One of the many Chinese awards for picture books is the Feng Zikai Children’s Picture Book Award 丰子恺儿童图画书奖. The latest, and 5th, awards were announced last summer and I’ve recently read two of the books on that list – one that won an award, and one that had to make do with getting included in the shortlist (no small feat). Continue reading
Peng Xuejun’s 彭学军 award winning novel Sister 《你是我的妹》 is a beautiful and dramatic story for older children that takes place in Yunnan, sometime in the early 1970s. The young protagonist and narrator is a nine-year-old girl whose mother has been sent down to the countryside to learn from the people. The family (the narrator has a sister) settles in a tiny village with a population of farmers belonging to the Miao people, and although life here is very different and certainly harder and more austere than in the city, it’s also a new and interesting world for the children to explore. Continue reading

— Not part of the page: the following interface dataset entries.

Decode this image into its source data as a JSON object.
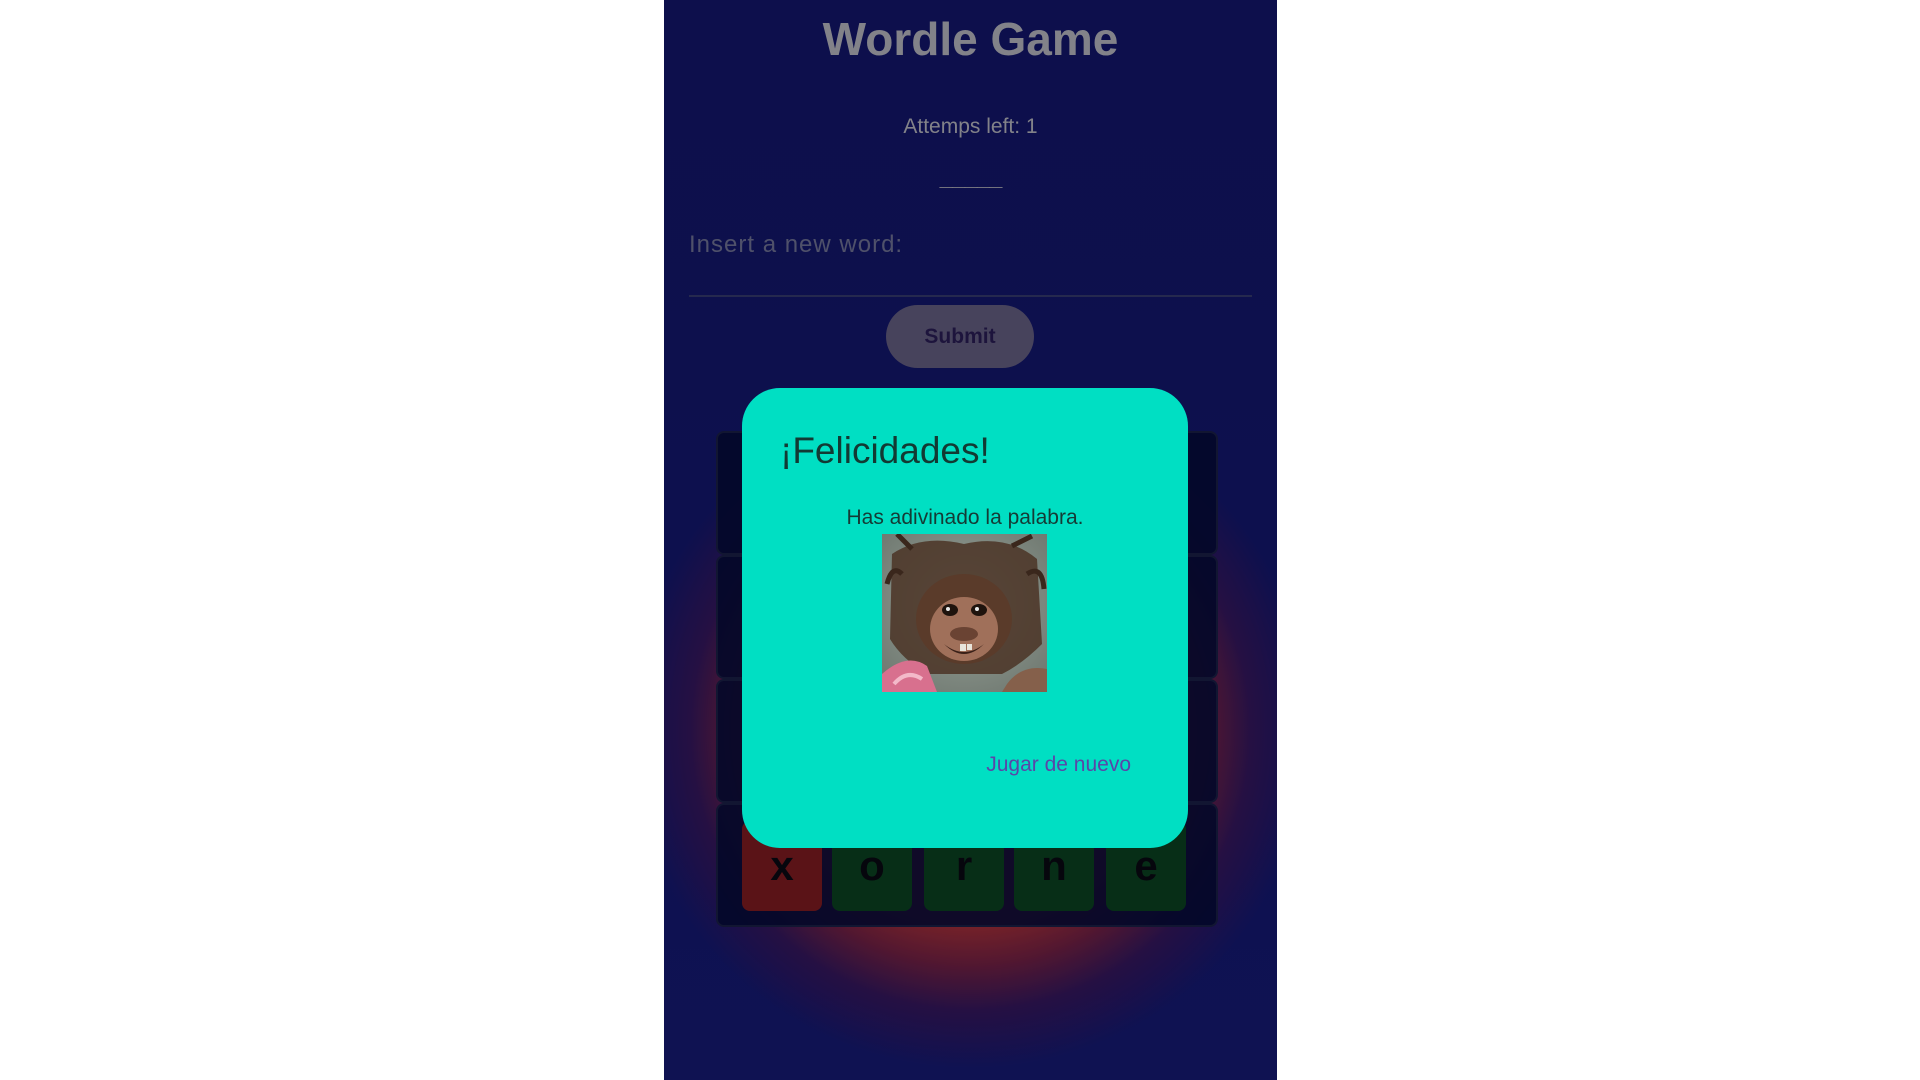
{
  "app": {
    "title": "Wordle Game",
    "attempts_text": "Attemps left: 1",
    "hidden_word": "_____"
  },
  "input": {
    "placeholder": "Insert a new word:",
    "value": ""
  },
  "submit_label": "Submit",
  "board": {
    "rows": [
      {
        "letters": [
          "",
          "",
          "",
          "",
          ""
        ]
      },
      {
        "letters": [
          "",
          "",
          "",
          "",
          ""
        ]
      },
      {
        "letters": [
          "",
          "",
          "",
          "",
          ""
        ]
      },
      {
        "letters": [
          "x",
          "o",
          "r",
          "n",
          "e"
        ],
        "states": [
          "wrong",
          "correct",
          "correct",
          "correct",
          "correct"
        ]
      }
    ]
  },
  "dialog": {
    "title": "¡Felicidades!",
    "message": "Has adivinado la palabra.",
    "image_icon": "monkey-photo",
    "action_label": "Jugar de nuevo"
  },
  "colors": {
    "background": "#15196d",
    "dialog": "#00dfc3",
    "tile_correct": "#0c4819",
    "tile_wrong": "#8b1e1a",
    "action_text": "#5a46a8"
  }
}
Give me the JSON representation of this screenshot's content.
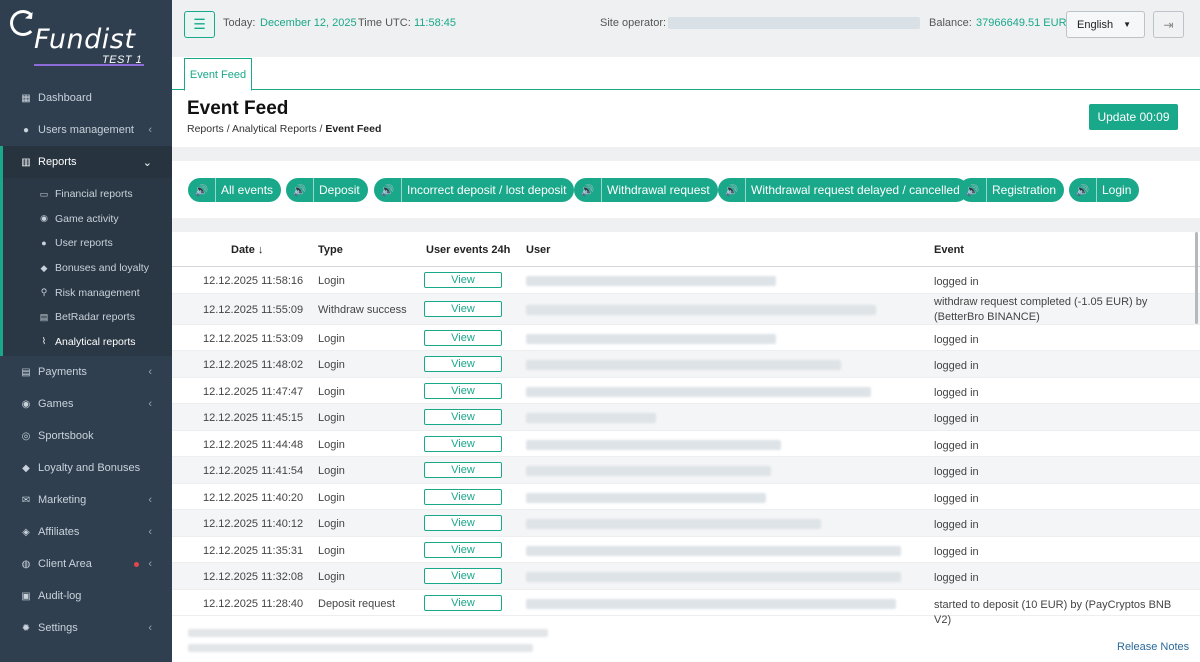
{
  "brand": {
    "name": "Fundist",
    "sub": "TEST 1"
  },
  "sidebar": {
    "items": [
      {
        "label": "Dashboard",
        "icon": "dashboard-icon",
        "glyph": "▦"
      },
      {
        "label": "Users management",
        "icon": "user-icon",
        "glyph": "●"
      },
      {
        "label": "Reports",
        "icon": "chart-icon",
        "glyph": "▥"
      },
      {
        "label": "Payments",
        "icon": "wallet-icon",
        "glyph": "▤"
      },
      {
        "label": "Games",
        "icon": "gamepad-icon",
        "glyph": "◉"
      },
      {
        "label": "Sportsbook",
        "icon": "ball-icon",
        "glyph": "◎"
      },
      {
        "label": "Loyalty and Bonuses",
        "icon": "diamond-icon",
        "glyph": "◆"
      },
      {
        "label": "Marketing",
        "icon": "envelope-icon",
        "glyph": "✉"
      },
      {
        "label": "Affiliates",
        "icon": "handshake-icon",
        "glyph": "◈"
      },
      {
        "label": "Client Area",
        "icon": "compass-icon",
        "glyph": "◍"
      },
      {
        "label": "Audit-log",
        "icon": "database-icon",
        "glyph": "▣"
      },
      {
        "label": "Settings",
        "icon": "gear-icon",
        "glyph": "✹"
      }
    ],
    "reports_sub": [
      {
        "label": "Financial reports",
        "icon": "money-icon",
        "glyph": "▭"
      },
      {
        "label": "Game activity",
        "icon": "gamepad-icon",
        "glyph": "◉"
      },
      {
        "label": "User reports",
        "icon": "user-icon",
        "glyph": "●"
      },
      {
        "label": "Bonuses and loyalty",
        "icon": "diamond-icon",
        "glyph": "◆"
      },
      {
        "label": "Risk management",
        "icon": "search-icon",
        "glyph": "⚲"
      },
      {
        "label": "BetRadar reports",
        "icon": "table-icon",
        "glyph": "▤"
      },
      {
        "label": "Analytical reports",
        "icon": "line-chart-icon",
        "glyph": "⌇"
      }
    ]
  },
  "topbar": {
    "today_label": "Today:",
    "today_value": "December 12, 2025",
    "time_label": "Time UTC:",
    "time_value": "11:58:45",
    "operator_label": "Site operator:",
    "balance_label": "Balance:",
    "balance_value": "37966649.51 EUR",
    "language": "English"
  },
  "tab": {
    "label": "Event Feed"
  },
  "page": {
    "title": "Event Feed",
    "breadcrumb": [
      "Reports",
      "Analytical Reports",
      "Event Feed"
    ],
    "separator": "/",
    "update_button": "Update 00:09"
  },
  "filters": [
    "All events",
    "Deposit",
    "Incorrect deposit / lost deposit",
    "Withdrawal request",
    "Withdrawal request delayed / cancelled",
    "Registration",
    "Login"
  ],
  "table": {
    "headers": {
      "date": "Date ↓",
      "type": "Type",
      "events24": "User events 24h",
      "user": "User",
      "event": "Event"
    },
    "view_label": "View",
    "rows": [
      {
        "date": "12.12.2025 11:58:16",
        "type": "Login",
        "event": "logged in"
      },
      {
        "date": "12.12.2025 11:55:09",
        "type": "Withdraw success",
        "event": "withdraw request completed (-1.05 EUR) by (BetterBro BINANCE)"
      },
      {
        "date": "12.12.2025 11:53:09",
        "type": "Login",
        "event": "logged in"
      },
      {
        "date": "12.12.2025 11:48:02",
        "type": "Login",
        "event": "logged in"
      },
      {
        "date": "12.12.2025 11:47:47",
        "type": "Login",
        "event": "logged in"
      },
      {
        "date": "12.12.2025 11:45:15",
        "type": "Login",
        "event": "logged in"
      },
      {
        "date": "12.12.2025 11:44:48",
        "type": "Login",
        "event": "logged in"
      },
      {
        "date": "12.12.2025 11:41:54",
        "type": "Login",
        "event": "logged in"
      },
      {
        "date": "12.12.2025 11:40:20",
        "type": "Login",
        "event": "logged in"
      },
      {
        "date": "12.12.2025 11:40:12",
        "type": "Login",
        "event": "logged in"
      },
      {
        "date": "12.12.2025 11:35:31",
        "type": "Login",
        "event": "logged in"
      },
      {
        "date": "12.12.2025 11:32:08",
        "type": "Login",
        "event": "logged in"
      },
      {
        "date": "12.12.2025 11:28:40",
        "type": "Deposit request",
        "event": "started to deposit (10 EUR) by (PayCryptos BNB V2)"
      }
    ]
  },
  "footer": {
    "release_notes": "Release Notes"
  },
  "colors": {
    "accent": "#1aa88a",
    "sidebar": "#2f3f4f"
  }
}
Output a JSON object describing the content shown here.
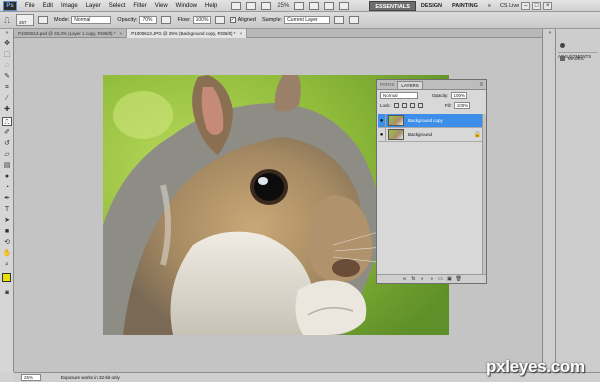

Mr Pang and Mr Shou (that is, Mr Fat and Mr Slim) live on opposite sides of a river, together with their families. For some unknown reason they don’t like each other and are always fighting. Their children are not allowed to talk to each other – they don’t even let their dogs Pointy Ear and Round Ear play together. But then one morning the families are cooking breakfast. The white smoke from one of the fires mingles with the black smoke from the other. And when the families see this, they start to change their minds … Continue reading
I am a tiger, who am I scared of? 《我是老虎我怕谁》 is the name of this lovely picture book by Wang Zumin 王祖民 and Wang Ying 王莺. Tiger isn’t a very nice animal. He’s big and strong and as the king of the animals (well, in his own opinion, at least) he doesn’t need to be considerate or nice to anyone. Continue reading
It happened when I was three or four years old, and it’s one of my earliest memories. That day, I was playing alone outside and happened to find a lump of dark clay in a ditch by the road. I must have been bored, for the lump immediately caught my attention. I picked it up, and with the help of a stick that I’d found I sculptured it into something that looked a bit like a cat. I was very proud of this little thing that I’d made and I wanted to share my joy with someone. And so, with the lump in my hands I ran home to find my mother. I remember the look on her face – it was as if I’d given her a treasure. Gently, she lifted the little thing into the air and studied it, then very carefully placed it in one of our flower pots. We stood there and watched it together a long time. It must have been the first thing I ever created. When I think of it now, so many years later, I realise I should have thanked her. If she had thrown the little black clay cat away I might not have become the writer I am today. People always ask me why I became a writer. It’s really very simple: I want to write a book that would make my mother proud of me.